Unlike almost every other type of loan, federal student loans are set in stone even if rates change for the better. That might not constitute a crisis if college cost what it did in the seventies. But with middle class wages flat for decades, the soaring cost of education has become a mammoth debt dilemma dragging down an entire generation.
In short, we are taking money from middle class students and handing it to the worst of the one percent. Sen. Warren's plan is to make up for lost revenue from student loan refinancing by making sure millionaires do not pay a lower tax rate than their assistants.
She is not the first to propose refinancing for federal student loans. Nor did she come up with the idea of the "Buffet Rule," a minimum tax on millionaires that The Joint Committee on Taxation estimates would raise $47 billion over 10 years, or an average of just under $5 billion per year.
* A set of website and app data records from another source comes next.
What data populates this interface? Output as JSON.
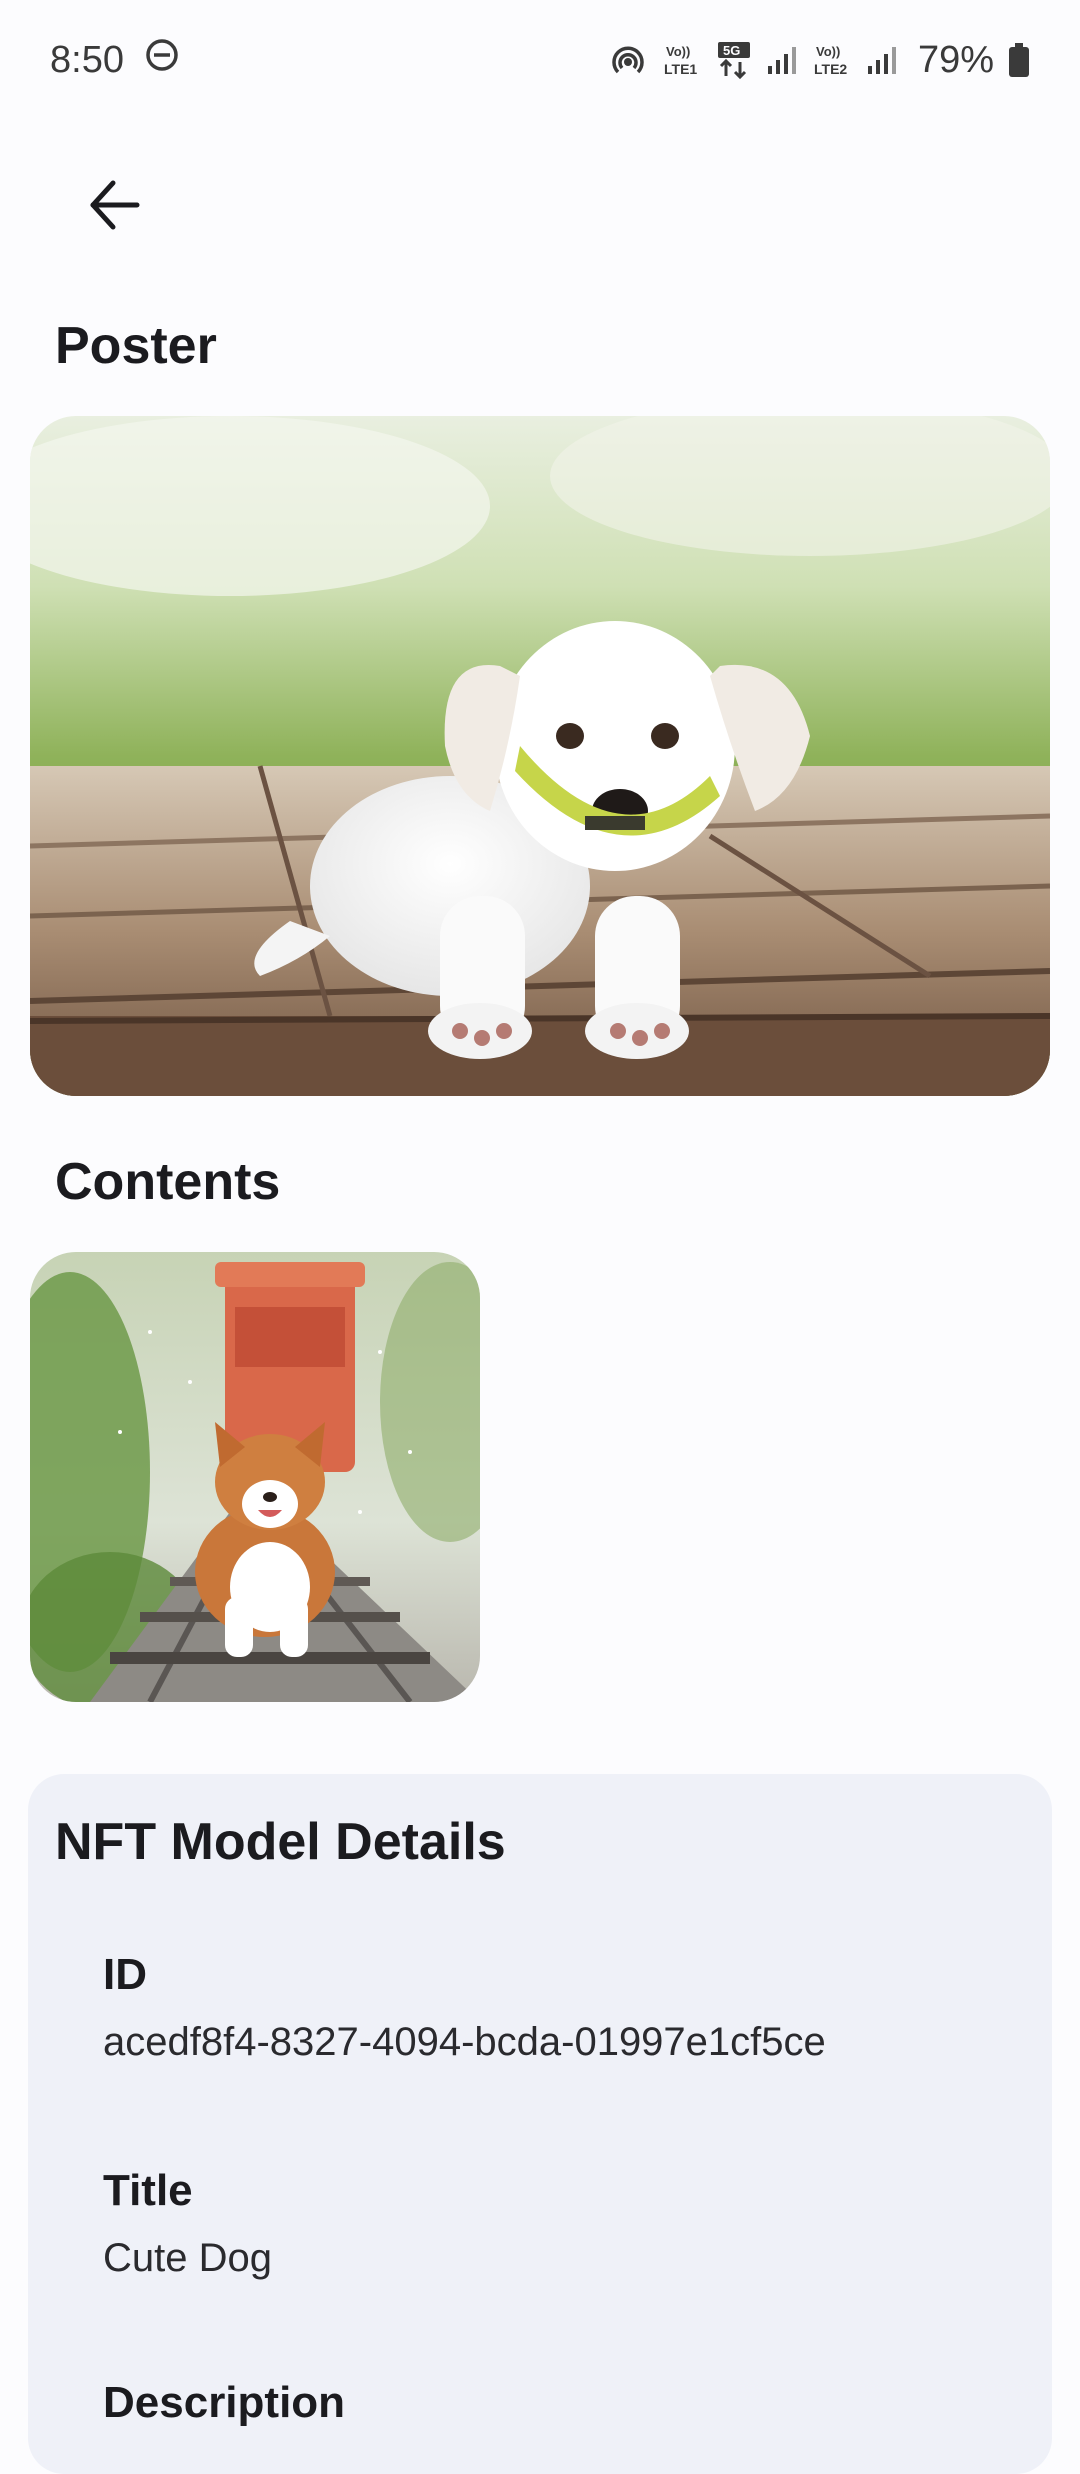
{
  "status_bar": {
    "time": "8:50",
    "battery_percent": "79%",
    "sim1_label": "LTE1",
    "sim2_label": "LTE2",
    "network_badge": "5G",
    "volte_label": "Vo))"
  },
  "icons": {
    "back": "arrow-left-icon",
    "dnd": "do-not-disturb-icon",
    "hotspot": "hotspot-icon",
    "signal": "signal-icon",
    "battery": "battery-icon"
  },
  "poster": {
    "title": "Poster"
  },
  "contents": {
    "title": "Contents"
  },
  "details": {
    "title": "NFT Model Details",
    "fields": [
      {
        "label": "ID",
        "value": "acedf8f4-8327-4094-bcda-01997e1cf5ce"
      },
      {
        "label": "Title",
        "value": "Cute Dog"
      },
      {
        "label": "Description",
        "value": ""
      }
    ]
  }
}
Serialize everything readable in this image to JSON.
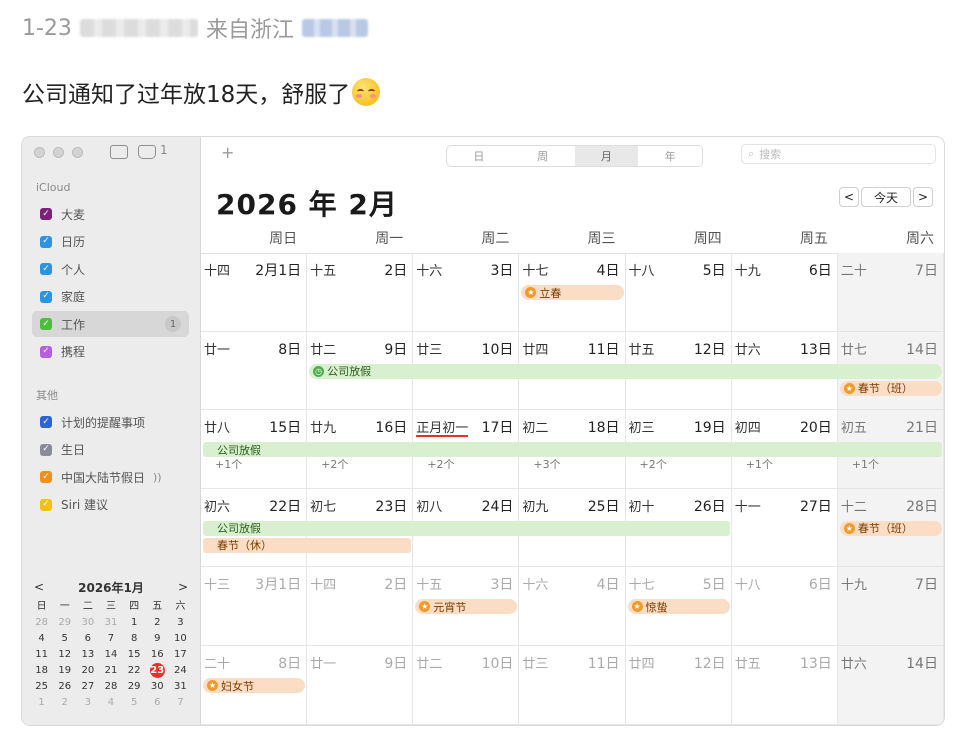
{
  "post": {
    "date": "1-23",
    "from": "来自浙江",
    "text": "公司通知了过年放18天，舒服了"
  },
  "toolbar": {
    "inbox_count": "1",
    "add": "+",
    "views": [
      "日",
      "周",
      "月",
      "年"
    ],
    "active_view": "月",
    "search_placeholder": "搜索"
  },
  "sidebar": {
    "icloud_header": "iCloud",
    "calendars": [
      {
        "label": "大麦",
        "color": "#7d1f7d"
      },
      {
        "label": "日历",
        "color": "#2b95e3"
      },
      {
        "label": "个人",
        "color": "#2b95e3"
      },
      {
        "label": "家庭",
        "color": "#2b95e3"
      },
      {
        "label": "工作",
        "color": "#4cbf3a",
        "badge": "1"
      },
      {
        "label": "携程",
        "color": "#b75de0"
      }
    ],
    "other_header": "其他",
    "others": [
      {
        "label": "计划的提醒事项",
        "color": "#2b63d8"
      },
      {
        "label": "生日",
        "color": "#8a8a99"
      },
      {
        "label": "中国大陆节假日",
        "color": "#f28e1c",
        "extra": "))"
      },
      {
        "label": "Siri 建议",
        "color": "#f2c20b"
      }
    ]
  },
  "mini_calendar": {
    "title": "2026年1月",
    "prev": "<",
    "next": ">",
    "weekdays": [
      "日",
      "一",
      "二",
      "三",
      "四",
      "五",
      "六"
    ],
    "weeks": [
      [
        "28",
        "29",
        "30",
        "31",
        "1",
        "2",
        "3"
      ],
      [
        "4",
        "5",
        "6",
        "7",
        "8",
        "9",
        "10"
      ],
      [
        "11",
        "12",
        "13",
        "14",
        "15",
        "16",
        "17"
      ],
      [
        "18",
        "19",
        "20",
        "21",
        "22",
        "23",
        "24"
      ],
      [
        "25",
        "26",
        "27",
        "28",
        "29",
        "30",
        "31"
      ],
      [
        "1",
        "2",
        "3",
        "4",
        "5",
        "6",
        "7"
      ]
    ],
    "today": "23"
  },
  "calendar": {
    "title": "2026 年 2月",
    "nav_prev": "<",
    "today_label": "今天",
    "nav_next": ">",
    "weekdays": [
      "周日",
      "周一",
      "周二",
      "周三",
      "周四",
      "周五",
      "周六"
    ],
    "weeks": [
      [
        [
          "十四",
          "2月1日"
        ],
        [
          "十五",
          "2日"
        ],
        [
          "十六",
          "3日"
        ],
        [
          "十七",
          "4日"
        ],
        [
          "十八",
          "5日"
        ],
        [
          "十九",
          "6日"
        ],
        [
          "二十",
          "7日"
        ]
      ],
      [
        [
          "廿一",
          "8日"
        ],
        [
          "廿二",
          "9日"
        ],
        [
          "廿三",
          "10日"
        ],
        [
          "廿四",
          "11日"
        ],
        [
          "廿五",
          "12日"
        ],
        [
          "廿六",
          "13日"
        ],
        [
          "廿七",
          "14日"
        ]
      ],
      [
        [
          "廿八",
          "15日"
        ],
        [
          "廿九",
          "16日"
        ],
        [
          "正月初一",
          "17日"
        ],
        [
          "初二",
          "18日"
        ],
        [
          "初三",
          "19日"
        ],
        [
          "初四",
          "20日"
        ],
        [
          "初五",
          "21日"
        ]
      ],
      [
        [
          "初六",
          "22日"
        ],
        [
          "初七",
          "23日"
        ],
        [
          "初八",
          "24日"
        ],
        [
          "初九",
          "25日"
        ],
        [
          "初十",
          "26日"
        ],
        [
          "十一",
          "27日"
        ],
        [
          "十二",
          "28日"
        ]
      ],
      [
        [
          "十三",
          "3月1日"
        ],
        [
          "十四",
          "2日"
        ],
        [
          "十五",
          "3日"
        ],
        [
          "十六",
          "4日"
        ],
        [
          "十七",
          "5日"
        ],
        [
          "十八",
          "6日"
        ],
        [
          "十九",
          "7日"
        ]
      ],
      [
        [
          "二十",
          "8日"
        ],
        [
          "廿一",
          "9日"
        ],
        [
          "廿二",
          "10日"
        ],
        [
          "廿三",
          "11日"
        ],
        [
          "廿四",
          "12日"
        ],
        [
          "廿五",
          "13日"
        ],
        [
          "廿六",
          "14日"
        ]
      ]
    ],
    "dim_weeks": [
      4,
      5
    ],
    "more_labels": [
      "+1个",
      "+2个",
      "+2个",
      "+3个",
      "+2个",
      "+1个",
      "+1个"
    ],
    "events": {
      "lichun": "立春",
      "holiday_w2": "公司放假",
      "chunjie_ban": "春节（班）",
      "holiday_w3": "公司放假",
      "holiday_w4": "公司放假",
      "chunjie_xiu": "春节（休）",
      "chunjie_ban2": "春节（班）",
      "yuanxiao": "元宵节",
      "jingzhe": "惊蛰",
      "funv": "妇女节"
    }
  }
}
President Obama first proposed the tax in 2011, naming it after the acclaimed Warren Buffet, who notes that many millionaires pay a lower tax rate than their assistants.
Sen. Warren's step forward was combining the two. Suddenly, members of Congress worried about lost revenue no longer have an excuse. And those who oppose fair taxes now have to explain why they care more about hedge fund managers than middle-class families trying to pay for college.
We can save Americans thousands of dollars. Put money back in the pockets of families who invested in education. Create jobs from the middle class out. And do it without adding a dime to the deficit -- simply by putting in place a fair tax code and then allowing people to refinance federal student loans.
If we can refinance a flashy new sports car at today's low rates, we should be able to do the same for our student loans.